“An important element was that, after the brands agreed on a program, negotiations took place with the supplier, a 10,000-worker manufacturer, for an inter-locking agreement,” he said. “This gives the Lesotho Agreement more staying power, since the supplier is a signatory to the program, along with the trade unions that represent the supplier’s workers.”

Still, these programs are not foolproof and require constant monitoring. Despite the rigorous pledges in the Bangladesh Accord, just last month, at least one worker died and more than 40 were injured or sickened as a result of a fire at a garment factory in the capital of Dhaka in Bangladesh.

Who can help

In addition to better brand and supplier relations, local governments can also make a significant difference in supporting supply chain workers’ rights during the pandemic and beyond. The Garment Manufacturers Association of Cambodia (GMAC)—the trade organization that represents the nation’s garment and footwear industries—announced the Cambodian government is seeking to vaccinate 100,000 workers in April, 200,000 in May and another 200,000 in June.

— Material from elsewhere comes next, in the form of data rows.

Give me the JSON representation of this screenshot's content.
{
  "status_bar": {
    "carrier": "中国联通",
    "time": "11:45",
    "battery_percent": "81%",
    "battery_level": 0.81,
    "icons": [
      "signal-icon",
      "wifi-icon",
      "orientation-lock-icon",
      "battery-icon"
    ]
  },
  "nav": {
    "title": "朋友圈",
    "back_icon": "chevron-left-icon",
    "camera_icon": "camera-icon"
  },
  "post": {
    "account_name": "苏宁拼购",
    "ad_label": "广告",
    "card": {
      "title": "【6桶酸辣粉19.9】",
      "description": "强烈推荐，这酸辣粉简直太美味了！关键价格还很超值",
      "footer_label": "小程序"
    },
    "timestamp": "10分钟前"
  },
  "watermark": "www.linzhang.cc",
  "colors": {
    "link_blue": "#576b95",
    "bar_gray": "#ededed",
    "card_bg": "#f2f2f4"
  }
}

The news comes just as the United Nations Educational, Scientific and Cultural Organization (UNESCO) and GMAC announced the rollout of a literacy program in 11 factories across seven provinces to increase employee skills in the workplace.

Consumers can also play a role by educating themselves on the garment supply chain and supporting reputable brands. And according to James Bartle, founding CEO of ethical denim brand Outland Denim, it’s never been easier to identify which brands are truly doing the work.

“It is a positive thing that between increased transparency in how brands work, and the power consumers hold particularly with the aid of social media, the industry is being held accountable,” he said.

Despite this, however, he noted that consumers can’t bear too much of the burden. “While consumers need to be celebrated for really helping to lead this movement, it shouldn’t be up to them to clean up the mistakes of the industry,” Bartle said. “It’s good to see other stakeholders such as brands taking responsibility.”

Ultimately, according to Hermanson, it requires everyone to operate with respect.

“In order to fundamentally improve conditions in the global apparel industry, every actor needs to be more conscious of the interests of the other actors and promote organization of each group of actors, leading to a multi-level negotiation for fair terms and conditions,” he said. “This can happen consciously and peacefully, through the thoughtful agency of the brands, suppliers and workers, or it can happen through blind and destructive struggle as workers respond to abuses and call upon their allies to expose the abuses and force change through pressure on brands and collective action at the factory level.”

Related Articles

More from our brands

Access exclusive content Become a Member Today!